An epic that ties questions of fate to the cracks of the country.
Sufjan Stevens has long wrestled with his faith in God, almost as much as he’s written wry or biting observations about the flaws of American life. On “America,” those topics spiral downward together, where Stevens desperately looks for a path forward, both in his own life and for the country. But rather than latch on to any specific moment, he keeps his lyrics straightforward for what he calls “a protest song against the sickness of American culture.”

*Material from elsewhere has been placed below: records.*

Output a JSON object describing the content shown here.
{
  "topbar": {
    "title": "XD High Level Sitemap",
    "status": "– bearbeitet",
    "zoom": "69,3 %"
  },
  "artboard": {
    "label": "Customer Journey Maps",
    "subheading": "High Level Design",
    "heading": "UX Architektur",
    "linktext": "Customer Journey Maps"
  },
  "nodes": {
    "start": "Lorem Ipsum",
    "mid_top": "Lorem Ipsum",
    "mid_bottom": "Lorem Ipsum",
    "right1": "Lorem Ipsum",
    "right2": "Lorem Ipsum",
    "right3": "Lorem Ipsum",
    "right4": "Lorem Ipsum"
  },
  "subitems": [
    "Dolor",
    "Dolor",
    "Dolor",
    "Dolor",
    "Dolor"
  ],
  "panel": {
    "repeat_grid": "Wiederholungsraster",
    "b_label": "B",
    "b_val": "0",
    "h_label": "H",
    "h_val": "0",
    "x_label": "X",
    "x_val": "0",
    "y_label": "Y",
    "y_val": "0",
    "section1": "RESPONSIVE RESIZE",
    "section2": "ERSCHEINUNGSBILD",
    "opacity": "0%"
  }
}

“Don’t do to me what you did to America,” he repeats throughout the track, calling towards God not to allow him to fall into chaos like the United States has. The 12-minute musical saga is filled with the type of subtle, slow-building electronic tinges that Stevens explored on the Planetarium project. The music ebbs and flows, at times reaching eruptive peaks, only to descend again into droning ambience. There’s an uneasy, nervous, lost feeling that permeates every minute, but it also ends on a beautiful, serene note of hope. It’s a song built for this moment, a Fourth of July like no other.
“America” is out now and will appear on Stevens’ new album, The Ascension, out on Sept. 25 via Asthmatic Kitty.